## Supplied information
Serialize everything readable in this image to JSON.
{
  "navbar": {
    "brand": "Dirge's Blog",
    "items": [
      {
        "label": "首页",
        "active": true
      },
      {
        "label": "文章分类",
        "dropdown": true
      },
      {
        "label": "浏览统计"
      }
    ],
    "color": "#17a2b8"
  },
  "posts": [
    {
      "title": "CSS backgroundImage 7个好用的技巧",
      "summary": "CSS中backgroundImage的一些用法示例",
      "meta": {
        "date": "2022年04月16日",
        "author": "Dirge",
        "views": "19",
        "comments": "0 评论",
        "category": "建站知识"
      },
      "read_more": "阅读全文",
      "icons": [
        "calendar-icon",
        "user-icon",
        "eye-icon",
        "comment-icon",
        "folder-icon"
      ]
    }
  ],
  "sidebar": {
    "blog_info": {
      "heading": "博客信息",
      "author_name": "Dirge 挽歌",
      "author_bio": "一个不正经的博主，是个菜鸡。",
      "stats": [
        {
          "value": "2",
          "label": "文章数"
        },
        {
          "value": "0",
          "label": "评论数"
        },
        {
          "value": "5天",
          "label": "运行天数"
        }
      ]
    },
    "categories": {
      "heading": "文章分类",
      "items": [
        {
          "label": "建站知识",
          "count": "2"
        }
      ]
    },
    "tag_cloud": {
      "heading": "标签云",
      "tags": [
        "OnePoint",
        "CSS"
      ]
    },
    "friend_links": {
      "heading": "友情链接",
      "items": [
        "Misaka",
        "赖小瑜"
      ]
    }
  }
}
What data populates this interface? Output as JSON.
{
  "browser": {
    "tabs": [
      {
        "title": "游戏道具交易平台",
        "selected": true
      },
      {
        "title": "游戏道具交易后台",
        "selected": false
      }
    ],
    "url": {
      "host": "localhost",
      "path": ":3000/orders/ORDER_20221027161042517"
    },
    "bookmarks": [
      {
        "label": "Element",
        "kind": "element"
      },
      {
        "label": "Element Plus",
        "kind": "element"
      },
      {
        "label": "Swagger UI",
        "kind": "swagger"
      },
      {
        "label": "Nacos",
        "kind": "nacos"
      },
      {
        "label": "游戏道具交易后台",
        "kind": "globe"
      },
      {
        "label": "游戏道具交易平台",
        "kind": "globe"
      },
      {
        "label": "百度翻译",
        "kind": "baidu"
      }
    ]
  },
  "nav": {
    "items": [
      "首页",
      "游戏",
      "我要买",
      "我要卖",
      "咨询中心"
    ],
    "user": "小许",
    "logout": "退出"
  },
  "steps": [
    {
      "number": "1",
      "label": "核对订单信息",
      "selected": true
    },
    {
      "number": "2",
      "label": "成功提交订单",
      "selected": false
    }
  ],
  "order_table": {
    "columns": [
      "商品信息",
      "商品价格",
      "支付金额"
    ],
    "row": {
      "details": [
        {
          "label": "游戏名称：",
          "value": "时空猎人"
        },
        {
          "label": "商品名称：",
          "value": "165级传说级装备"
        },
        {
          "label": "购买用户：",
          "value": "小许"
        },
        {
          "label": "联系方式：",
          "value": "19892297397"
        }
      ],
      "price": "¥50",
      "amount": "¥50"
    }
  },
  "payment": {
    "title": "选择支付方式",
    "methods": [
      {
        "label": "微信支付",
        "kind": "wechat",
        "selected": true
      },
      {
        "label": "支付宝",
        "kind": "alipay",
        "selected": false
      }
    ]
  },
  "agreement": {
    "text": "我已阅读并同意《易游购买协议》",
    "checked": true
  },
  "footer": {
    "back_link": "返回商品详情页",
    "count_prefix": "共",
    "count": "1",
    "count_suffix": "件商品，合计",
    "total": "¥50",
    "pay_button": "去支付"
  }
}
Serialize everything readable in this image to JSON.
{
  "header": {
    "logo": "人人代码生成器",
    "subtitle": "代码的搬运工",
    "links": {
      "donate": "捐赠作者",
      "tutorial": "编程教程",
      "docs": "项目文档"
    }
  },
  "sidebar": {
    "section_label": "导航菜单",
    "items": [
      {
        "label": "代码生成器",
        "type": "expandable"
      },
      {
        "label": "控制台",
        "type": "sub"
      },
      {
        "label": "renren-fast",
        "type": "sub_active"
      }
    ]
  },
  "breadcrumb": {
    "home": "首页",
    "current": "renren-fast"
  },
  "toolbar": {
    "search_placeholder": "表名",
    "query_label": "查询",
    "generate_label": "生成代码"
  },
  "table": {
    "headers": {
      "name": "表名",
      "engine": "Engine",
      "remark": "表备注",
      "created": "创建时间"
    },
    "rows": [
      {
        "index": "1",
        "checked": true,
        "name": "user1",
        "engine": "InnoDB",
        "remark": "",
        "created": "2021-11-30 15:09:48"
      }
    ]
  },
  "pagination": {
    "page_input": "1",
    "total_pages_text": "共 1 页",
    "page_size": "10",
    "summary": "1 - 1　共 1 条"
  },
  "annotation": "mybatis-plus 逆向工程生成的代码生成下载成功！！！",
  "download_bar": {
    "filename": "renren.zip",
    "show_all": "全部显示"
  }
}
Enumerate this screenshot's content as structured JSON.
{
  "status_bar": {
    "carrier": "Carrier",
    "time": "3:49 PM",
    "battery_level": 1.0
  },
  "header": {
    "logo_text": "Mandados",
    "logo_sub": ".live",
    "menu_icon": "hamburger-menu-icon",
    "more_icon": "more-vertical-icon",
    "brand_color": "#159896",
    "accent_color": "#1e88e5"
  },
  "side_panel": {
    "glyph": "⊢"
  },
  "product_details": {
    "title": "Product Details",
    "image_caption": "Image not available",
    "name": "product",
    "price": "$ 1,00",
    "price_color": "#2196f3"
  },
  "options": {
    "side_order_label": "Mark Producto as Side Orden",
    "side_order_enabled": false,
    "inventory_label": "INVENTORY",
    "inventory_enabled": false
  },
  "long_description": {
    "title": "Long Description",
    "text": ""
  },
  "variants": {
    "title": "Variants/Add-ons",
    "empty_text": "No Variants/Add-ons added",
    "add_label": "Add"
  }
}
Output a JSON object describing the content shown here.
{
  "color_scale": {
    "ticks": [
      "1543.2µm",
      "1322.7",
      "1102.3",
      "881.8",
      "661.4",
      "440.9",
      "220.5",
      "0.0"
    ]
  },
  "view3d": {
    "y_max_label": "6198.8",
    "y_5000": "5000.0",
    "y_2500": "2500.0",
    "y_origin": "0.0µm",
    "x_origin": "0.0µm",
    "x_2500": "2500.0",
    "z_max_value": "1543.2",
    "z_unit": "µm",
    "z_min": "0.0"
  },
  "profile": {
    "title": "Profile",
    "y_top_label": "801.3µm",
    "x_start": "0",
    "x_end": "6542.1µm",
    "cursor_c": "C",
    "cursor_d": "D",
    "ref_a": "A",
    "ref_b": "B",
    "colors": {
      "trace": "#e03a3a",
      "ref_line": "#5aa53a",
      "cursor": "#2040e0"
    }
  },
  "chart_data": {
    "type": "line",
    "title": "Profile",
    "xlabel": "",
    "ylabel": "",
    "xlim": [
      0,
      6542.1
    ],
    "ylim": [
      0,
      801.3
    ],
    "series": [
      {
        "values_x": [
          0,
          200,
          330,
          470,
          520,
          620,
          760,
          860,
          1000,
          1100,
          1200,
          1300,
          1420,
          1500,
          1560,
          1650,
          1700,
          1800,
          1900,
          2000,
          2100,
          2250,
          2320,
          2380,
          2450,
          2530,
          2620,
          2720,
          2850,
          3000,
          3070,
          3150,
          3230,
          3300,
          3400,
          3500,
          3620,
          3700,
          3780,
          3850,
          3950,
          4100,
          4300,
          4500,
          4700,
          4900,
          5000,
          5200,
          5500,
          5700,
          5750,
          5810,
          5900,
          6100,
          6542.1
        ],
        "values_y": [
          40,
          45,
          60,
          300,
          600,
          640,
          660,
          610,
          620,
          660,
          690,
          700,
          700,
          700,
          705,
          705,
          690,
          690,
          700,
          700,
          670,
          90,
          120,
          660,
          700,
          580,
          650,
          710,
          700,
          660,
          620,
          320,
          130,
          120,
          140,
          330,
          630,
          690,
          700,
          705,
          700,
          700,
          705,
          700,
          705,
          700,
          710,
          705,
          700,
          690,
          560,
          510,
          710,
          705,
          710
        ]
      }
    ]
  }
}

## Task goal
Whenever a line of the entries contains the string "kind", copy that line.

## Your response
        "kind": "element"
        "kind": "element"
        "kind": "swagger"
        "kind": "nacos"
        "kind": "globe"
        "kind": "globe"
        "kind": "baidu"
        "kind": "wechat",
        "kind": "alipay",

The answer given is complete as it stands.